Page and application data records
=-=-=-=-=

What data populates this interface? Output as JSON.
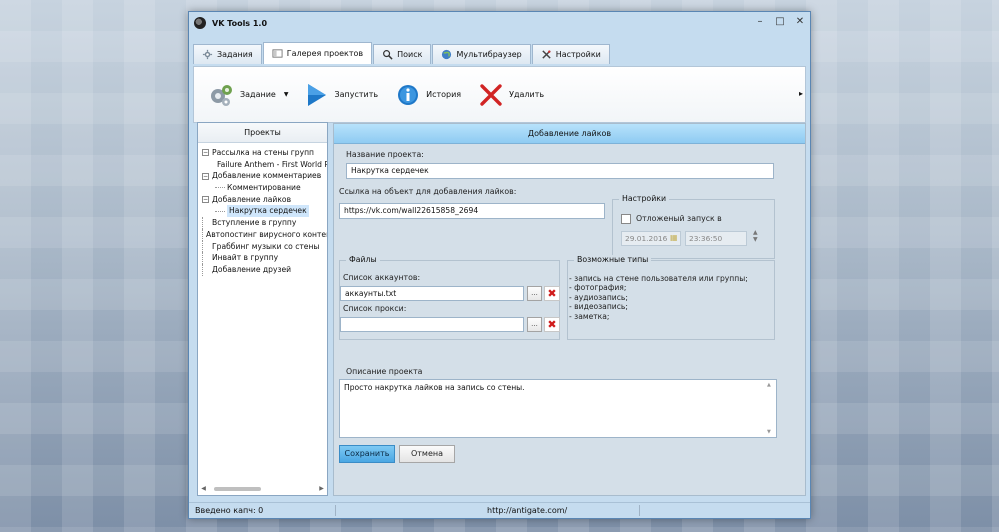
{
  "window": {
    "title": "VK Tools  1.0"
  },
  "window_buttons": {
    "minimize": "–",
    "maximize": "□",
    "close": "✕"
  },
  "tabs": [
    {
      "label": "Задания",
      "icon": "tasks-icon"
    },
    {
      "label": "Галерея проектов",
      "icon": "gallery-icon"
    },
    {
      "label": "Поиск",
      "icon": "search-icon"
    },
    {
      "label": "Мультибраузер",
      "icon": "globe-icon"
    },
    {
      "label": "Настройки",
      "icon": "settings-icon"
    }
  ],
  "active_tab": "Галерея проектов",
  "toolbar": {
    "task_label": "Задание",
    "run_label": "Запустить",
    "history_label": "История",
    "delete_label": "Удалить",
    "more_arrow": "▸"
  },
  "projects": {
    "header": "Проекты",
    "tree": [
      {
        "label": "Рассылка на стены групп",
        "toggle": "−",
        "children": [
          "Failure Anthem - First World P"
        ]
      },
      {
        "label": "Добавление комментариев",
        "toggle": "−",
        "children": [
          "Комментирование"
        ]
      },
      {
        "label": "Добавление лайков",
        "toggle": "−",
        "children": [
          "Накрутка сердечек"
        ]
      },
      {
        "label": "Вступление в группу"
      },
      {
        "label": "Автопостинг вирусного контен"
      },
      {
        "label": "Граббинг музыки со стены"
      },
      {
        "label": "Инвайт в группу"
      },
      {
        "label": "Добавление друзей"
      }
    ],
    "selected": "Накрутка сердечек"
  },
  "form": {
    "header": "Добавление лайков",
    "name_label": "Название проекта:",
    "name_value": "Накрутка сердечек",
    "link_label": "Ссылка на объект для добавления лайков:",
    "link_value": "https://vk.com/wall22615858_2694",
    "settings": {
      "title": "Настройки",
      "delayed_label": "Отложеный запуск в",
      "date": "29.01.2016",
      "time": "23:36:50"
    },
    "files": {
      "title": "Файлы",
      "accounts_label": "Список аккаунтов:",
      "accounts_value": "аккаунты.txt",
      "proxy_label": "Список прокси:",
      "proxy_value": "",
      "browse": "...",
      "delete": "✖"
    },
    "types": {
      "title": "Возможные типы",
      "items": [
        "- запись на стене пользователя или группы;",
        "- фотография;",
        "- аудиозапись;",
        "- видеозапись;",
        "- заметка;"
      ]
    },
    "description_label": "Описание проекта",
    "description_value": "Просто накрутка лайков на запись со стены.",
    "save_label": "Сохранить",
    "cancel_label": "Отмена"
  },
  "status": {
    "captcha": "Введено капч: 0",
    "url": "http://antigate.com/"
  }
}
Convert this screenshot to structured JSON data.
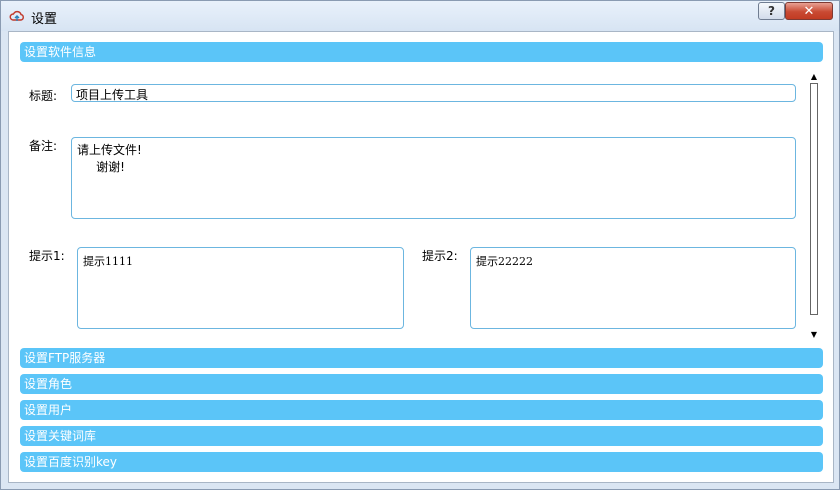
{
  "window": {
    "title": "设置",
    "blurred_text": ""
  },
  "titlebar": {
    "help_label": "?",
    "close_label": "✕"
  },
  "software_info": {
    "header": "设置软件信息",
    "title_label": "标题:",
    "title_value": "项目上传工具",
    "remark_label": "备注:",
    "remark_value": "请上传文件!\n     谢谢!",
    "hint1_label": "提示1:",
    "hint1_value": "提示1111",
    "hint2_label": "提示2:",
    "hint2_value": "提示22222"
  },
  "sections": [
    {
      "label": "设置FTP服务器"
    },
    {
      "label": "设置角色"
    },
    {
      "label": "设置用户"
    },
    {
      "label": "设置关键词库"
    },
    {
      "label": "设置百度识别key"
    }
  ],
  "scrollbar": {
    "up_glyph": "▲",
    "down_glyph": "▼"
  }
}
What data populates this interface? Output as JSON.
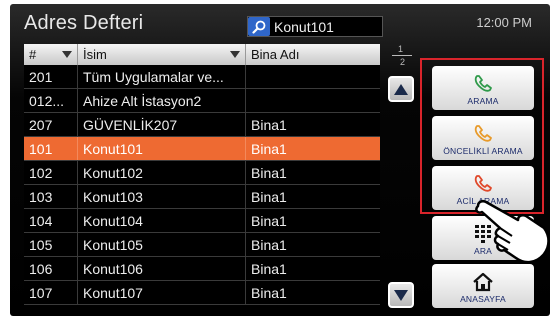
{
  "header": {
    "title": "Adres Defteri",
    "search_value": "Konut101",
    "clock": "12:00 PM"
  },
  "table": {
    "columns": [
      "#",
      "İsim",
      "Bina Adı"
    ],
    "rows": [
      {
        "no": "201",
        "name": "Tüm Uygulamalar ve...",
        "building": ""
      },
      {
        "no": "012...",
        "name": "Ahize Alt İstasyon2",
        "building": ""
      },
      {
        "no": "207",
        "name": "GÜVENLİK207",
        "building": "Bina1"
      },
      {
        "no": "101",
        "name": "Konut101",
        "building": "Bina1",
        "selected": true
      },
      {
        "no": "102",
        "name": "Konut102",
        "building": "Bina1"
      },
      {
        "no": "103",
        "name": "Konut103",
        "building": "Bina1"
      },
      {
        "no": "104",
        "name": "Konut104",
        "building": "Bina1"
      },
      {
        "no": "105",
        "name": "Konut105",
        "building": "Bina1"
      },
      {
        "no": "106",
        "name": "Konut106",
        "building": "Bina1"
      },
      {
        "no": "107",
        "name": "Konut107",
        "building": "Bina1"
      }
    ],
    "selected_color": "#ee6a32"
  },
  "pager": {
    "current": "1",
    "total": "2"
  },
  "buttons": {
    "call": "ARAMA",
    "priority_call": "ÖNCELİKLİ ARAMA",
    "emergency_call": "ACİL ARAMA",
    "dial": "ARA",
    "home": "ANASAYFA"
  },
  "icons": {
    "call": "phone-green-icon",
    "priority_call": "phone-orange-icon",
    "emergency_call": "phone-red-icon",
    "dial": "keypad-icon",
    "home": "home-icon",
    "search": "magnifier-icon"
  },
  "colors": {
    "call_icon": "#2f9a4a",
    "priority_icon": "#e89a2a",
    "emergency_icon": "#e0482a",
    "highlight_frame": "#d9242b"
  }
}
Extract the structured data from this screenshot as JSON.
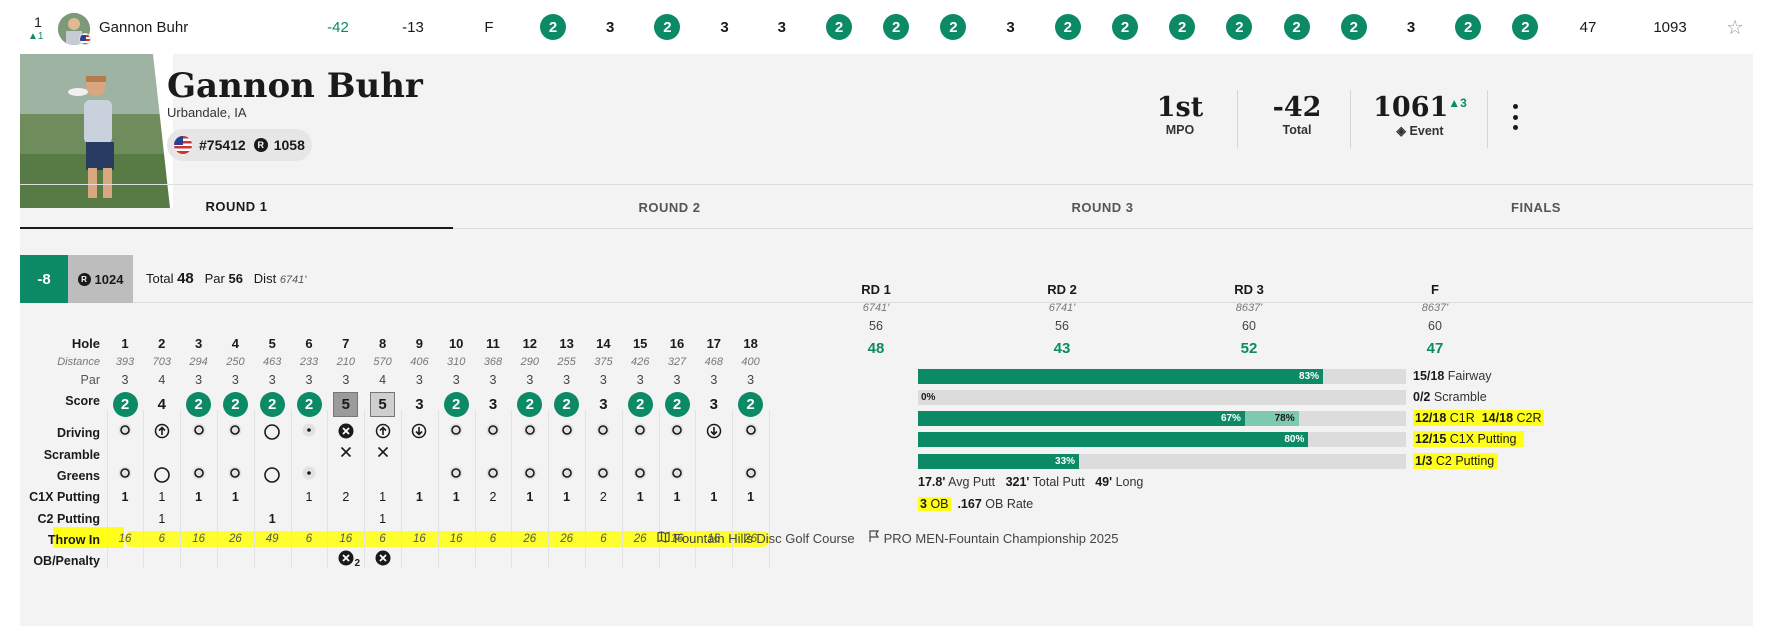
{
  "top_row": {
    "position": "1",
    "position_change": "1",
    "player_name": "Gannon Buhr",
    "total": "-42",
    "round_score": "-13",
    "thru": "F",
    "holes": [
      "2",
      "3",
      "2",
      "3",
      "3",
      "2",
      "2",
      "2",
      "3",
      "2",
      "2",
      "2",
      "2",
      "2",
      "2",
      "3",
      "2",
      "2"
    ],
    "round_total": "47",
    "rating": "1093"
  },
  "player": {
    "name": "Gannon Buhr",
    "location": "Urbandale, IA",
    "pdga_number": "#75412",
    "rating": "1058",
    "place": "1st",
    "place_label": "MPO",
    "total": "-42",
    "total_label": "Total",
    "event_rating": "1061",
    "event_rating_change": "3",
    "event_label": "Event"
  },
  "tabs": [
    "ROUND 1",
    "ROUND 2",
    "ROUND 3",
    "FINALS"
  ],
  "round_summary": {
    "score": "-8",
    "rating": "1024",
    "total_label": "Total",
    "total": "48",
    "par_label": "Par",
    "par": "56",
    "dist_label": "Dist",
    "dist": "6741'"
  },
  "scorecard": {
    "labels": {
      "hole": "Hole",
      "distance": "Distance",
      "par": "Par",
      "score": "Score",
      "driving": "Driving",
      "scramble": "Scramble",
      "greens": "Greens",
      "c1x": "C1X Putting",
      "c2": "C2 Putting",
      "throw_in": "Throw In",
      "ob": "OB/Penalty"
    },
    "holes": [
      "1",
      "2",
      "3",
      "4",
      "5",
      "6",
      "7",
      "8",
      "9",
      "10",
      "11",
      "12",
      "13",
      "14",
      "15",
      "16",
      "17",
      "18"
    ],
    "distance": [
      "393",
      "703",
      "294",
      "250",
      "463",
      "233",
      "210",
      "570",
      "406",
      "310",
      "368",
      "290",
      "255",
      "375",
      "426",
      "327",
      "468",
      "400"
    ],
    "par": [
      "3",
      "4",
      "3",
      "3",
      "3",
      "3",
      "3",
      "4",
      "3",
      "3",
      "3",
      "3",
      "3",
      "3",
      "3",
      "3",
      "3",
      "3"
    ],
    "score": [
      "2",
      "4",
      "2",
      "2",
      "2",
      "2",
      "5",
      "5",
      "3",
      "2",
      "3",
      "2",
      "2",
      "3",
      "2",
      "2",
      "3",
      "2"
    ],
    "score_style": [
      "circle",
      "plain",
      "circle",
      "circle",
      "circle",
      "circle",
      "box-dark",
      "box-light",
      "plain",
      "circle",
      "plain",
      "circle",
      "circle",
      "plain",
      "circle",
      "circle",
      "plain",
      "circle"
    ],
    "driving": [
      "target",
      "up-arrow",
      "target",
      "target",
      "ring",
      "dot",
      "x-circle",
      "up-arrow",
      "down-arrow",
      "target",
      "target",
      "target",
      "target",
      "target",
      "target",
      "target",
      "down-arrow",
      "target"
    ],
    "scramble": [
      "",
      "",
      "",
      "",
      "",
      "",
      "x",
      "x",
      "",
      "",
      "",
      "",
      "",
      "",
      "",
      "",
      "",
      ""
    ],
    "greens": [
      "target",
      "ring",
      "target",
      "target",
      "ring",
      "dot",
      "",
      "",
      "",
      "target",
      "target",
      "target",
      "target",
      "target",
      "target",
      "target",
      "",
      "target"
    ],
    "c1x": [
      "1",
      "1",
      "1",
      "1",
      "",
      "1",
      "2",
      "1",
      "1",
      "1",
      "2",
      "1",
      "1",
      "2",
      "1",
      "1",
      "1",
      "1"
    ],
    "c1x_bold": [
      true,
      false,
      true,
      true,
      false,
      false,
      false,
      false,
      true,
      true,
      false,
      true,
      true,
      false,
      true,
      true,
      true,
      true
    ],
    "c2": [
      "",
      "1",
      "",
      "",
      "1",
      "",
      "",
      "1",
      "",
      "",
      "",
      "",
      "",
      "",
      "",
      "",
      "",
      ""
    ],
    "c2_bold": [
      false,
      false,
      false,
      false,
      true,
      false,
      false,
      false,
      false,
      false,
      false,
      false,
      false,
      false,
      false,
      false,
      false,
      false
    ],
    "throw_in": [
      "16",
      "6",
      "16",
      "26",
      "49",
      "6",
      "16",
      "6",
      "16",
      "16",
      "6",
      "26",
      "26",
      "6",
      "26",
      "16",
      "16",
      "26"
    ],
    "ob": [
      "",
      "",
      "",
      "",
      "",
      "",
      "x2",
      "x",
      "",
      "",
      "",
      "",
      "",
      "",
      "",
      "",
      "",
      ""
    ],
    "ob_count": "2"
  },
  "rounds": [
    {
      "label": "RD 1",
      "dist": "6741'",
      "par": "56",
      "score": "48"
    },
    {
      "label": "RD 2",
      "dist": "6741'",
      "par": "56",
      "score": "43"
    },
    {
      "label": "RD 3",
      "dist": "8637'",
      "par": "60",
      "score": "52"
    },
    {
      "label": "F",
      "dist": "8637'",
      "par": "60",
      "score": "47"
    }
  ],
  "stats": {
    "fairway": {
      "pct": 83,
      "pct_label": "83%",
      "count": "15/18",
      "label": "Fairway"
    },
    "scramble": {
      "pct": 0,
      "pct_label": "0%",
      "count": "0/2",
      "label": "Scramble"
    },
    "greens": {
      "pct": 67,
      "pct_label": "67%",
      "pct2": 78,
      "pct2_label": "78%",
      "c1r": "12/18",
      "c1r_label": "C1R",
      "c2r": "14/18",
      "c2r_label": "C2R"
    },
    "c1x": {
      "pct": 80,
      "pct_label": "80%",
      "count": "12/15",
      "label": "C1X Putting"
    },
    "c2": {
      "pct": 33,
      "pct_label": "33%",
      "count": "1/3",
      "label": "C2 Putting"
    },
    "putting": {
      "avg": "17.8'",
      "avg_label": "Avg Putt",
      "total": "321'",
      "total_label": "Total Putt",
      "long": "49'",
      "long_label": "Long"
    },
    "ob": {
      "count": "3",
      "count_label": "OB",
      "rate": ".167",
      "rate_label": "OB Rate"
    }
  },
  "footer": {
    "course": "Fountain Hills Disc Golf Course",
    "event": "PRO MEN-Fountain Championship 2025"
  },
  "colors": {
    "accent": "#0b8a65",
    "highlight": "#ffff1a",
    "panel": "#f3f3f3"
  }
}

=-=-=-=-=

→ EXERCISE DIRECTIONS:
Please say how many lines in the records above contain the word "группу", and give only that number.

→ RESULT OF THIS TASK:
2